▶ _WHAT THE EXERCISE ASKS_: Only the lines with "title" in the entries below belong in the answer; please copy them.

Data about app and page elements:

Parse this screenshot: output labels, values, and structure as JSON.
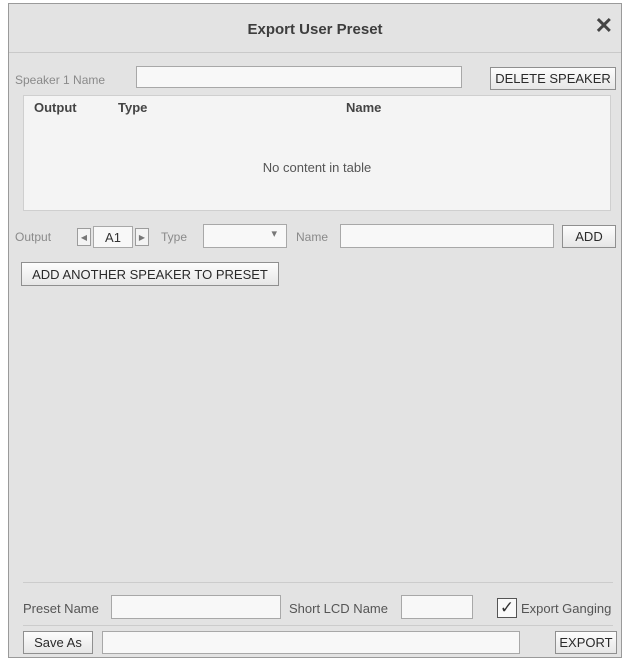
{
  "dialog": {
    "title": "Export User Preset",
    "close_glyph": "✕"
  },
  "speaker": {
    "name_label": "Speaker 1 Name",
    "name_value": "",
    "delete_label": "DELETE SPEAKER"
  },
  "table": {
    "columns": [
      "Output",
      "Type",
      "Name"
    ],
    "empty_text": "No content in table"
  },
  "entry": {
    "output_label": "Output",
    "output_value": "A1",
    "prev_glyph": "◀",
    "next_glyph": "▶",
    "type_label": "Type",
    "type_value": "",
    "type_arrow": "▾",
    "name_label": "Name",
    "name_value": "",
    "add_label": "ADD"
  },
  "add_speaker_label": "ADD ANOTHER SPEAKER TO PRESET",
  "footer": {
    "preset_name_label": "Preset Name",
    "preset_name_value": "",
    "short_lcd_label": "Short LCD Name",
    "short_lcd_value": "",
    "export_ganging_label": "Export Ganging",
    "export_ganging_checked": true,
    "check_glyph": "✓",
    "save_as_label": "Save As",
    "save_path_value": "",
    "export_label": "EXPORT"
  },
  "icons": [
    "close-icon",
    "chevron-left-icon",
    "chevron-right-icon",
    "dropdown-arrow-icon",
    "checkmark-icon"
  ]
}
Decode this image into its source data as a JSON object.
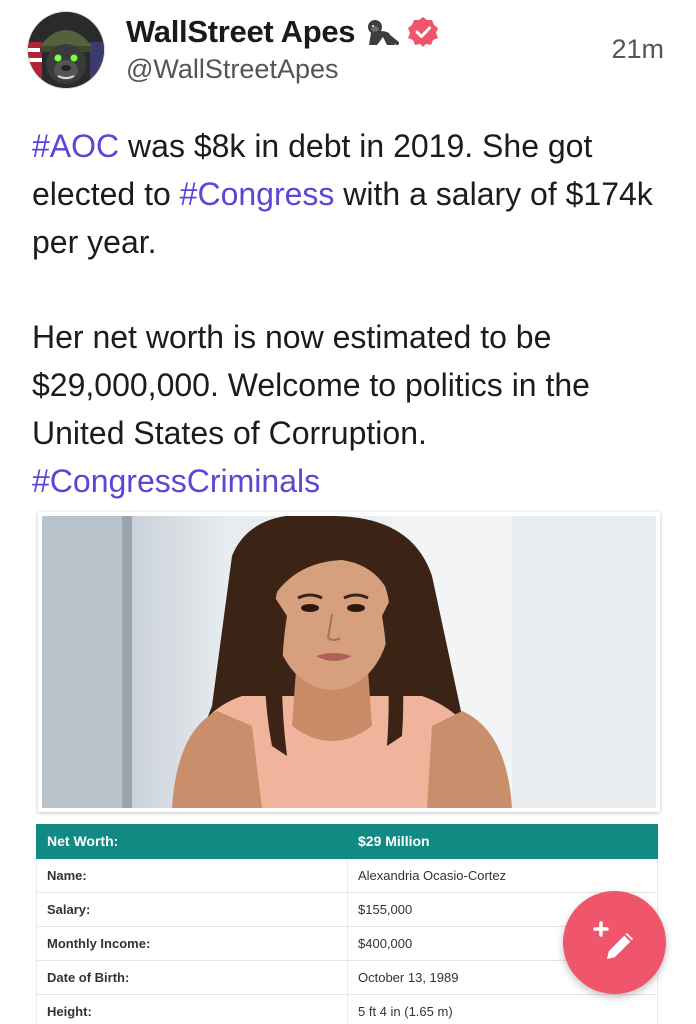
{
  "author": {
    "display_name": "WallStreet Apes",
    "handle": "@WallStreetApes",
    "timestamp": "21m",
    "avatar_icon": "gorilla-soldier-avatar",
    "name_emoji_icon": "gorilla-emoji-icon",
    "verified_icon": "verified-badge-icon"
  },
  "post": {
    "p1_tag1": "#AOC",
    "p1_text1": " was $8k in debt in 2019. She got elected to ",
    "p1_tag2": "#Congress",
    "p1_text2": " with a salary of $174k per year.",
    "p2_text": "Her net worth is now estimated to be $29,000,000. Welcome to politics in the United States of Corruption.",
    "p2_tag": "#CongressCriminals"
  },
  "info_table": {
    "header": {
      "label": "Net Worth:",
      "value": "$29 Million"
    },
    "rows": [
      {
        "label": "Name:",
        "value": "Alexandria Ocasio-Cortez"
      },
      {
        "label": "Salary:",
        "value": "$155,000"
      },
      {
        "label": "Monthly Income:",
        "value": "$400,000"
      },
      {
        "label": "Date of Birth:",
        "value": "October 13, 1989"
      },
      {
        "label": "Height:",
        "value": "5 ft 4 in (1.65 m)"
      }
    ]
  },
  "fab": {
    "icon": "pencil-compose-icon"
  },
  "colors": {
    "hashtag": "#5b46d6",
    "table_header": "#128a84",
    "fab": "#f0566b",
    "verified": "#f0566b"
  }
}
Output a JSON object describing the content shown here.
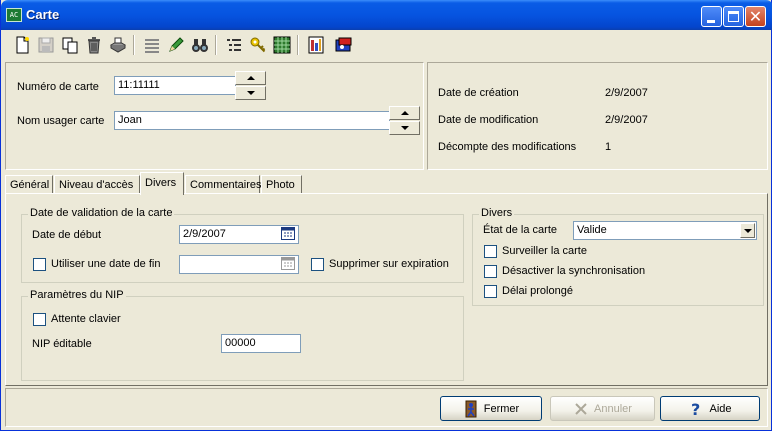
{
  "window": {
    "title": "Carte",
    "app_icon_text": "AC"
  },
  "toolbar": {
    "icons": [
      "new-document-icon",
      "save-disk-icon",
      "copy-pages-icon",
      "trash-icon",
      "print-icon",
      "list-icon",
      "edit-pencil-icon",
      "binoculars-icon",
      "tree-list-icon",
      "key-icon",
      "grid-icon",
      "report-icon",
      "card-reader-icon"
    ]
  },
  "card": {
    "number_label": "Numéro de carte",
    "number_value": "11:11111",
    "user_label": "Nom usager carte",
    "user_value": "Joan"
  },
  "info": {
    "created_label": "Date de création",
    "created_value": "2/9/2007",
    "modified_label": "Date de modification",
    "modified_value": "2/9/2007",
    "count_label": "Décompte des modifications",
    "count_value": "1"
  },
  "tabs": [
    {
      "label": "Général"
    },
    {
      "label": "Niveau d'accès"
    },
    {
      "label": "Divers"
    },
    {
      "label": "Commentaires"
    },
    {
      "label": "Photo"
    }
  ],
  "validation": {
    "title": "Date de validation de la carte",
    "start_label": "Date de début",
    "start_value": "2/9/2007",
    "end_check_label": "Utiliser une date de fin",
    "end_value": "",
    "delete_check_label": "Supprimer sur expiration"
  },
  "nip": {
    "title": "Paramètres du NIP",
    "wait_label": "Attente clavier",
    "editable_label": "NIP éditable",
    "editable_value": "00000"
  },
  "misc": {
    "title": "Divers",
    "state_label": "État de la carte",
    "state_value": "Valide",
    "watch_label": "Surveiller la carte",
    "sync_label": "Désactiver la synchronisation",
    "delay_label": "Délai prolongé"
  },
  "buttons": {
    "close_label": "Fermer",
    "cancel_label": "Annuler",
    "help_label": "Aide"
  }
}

▶ _ANSWER TO THE EXERCISE_:
    "title": "Export User Preset",
    "title": "Carte",
    "title": "Date de validation de la carte",
    "title": "Paramètres du NIP",
    "title": "Divers",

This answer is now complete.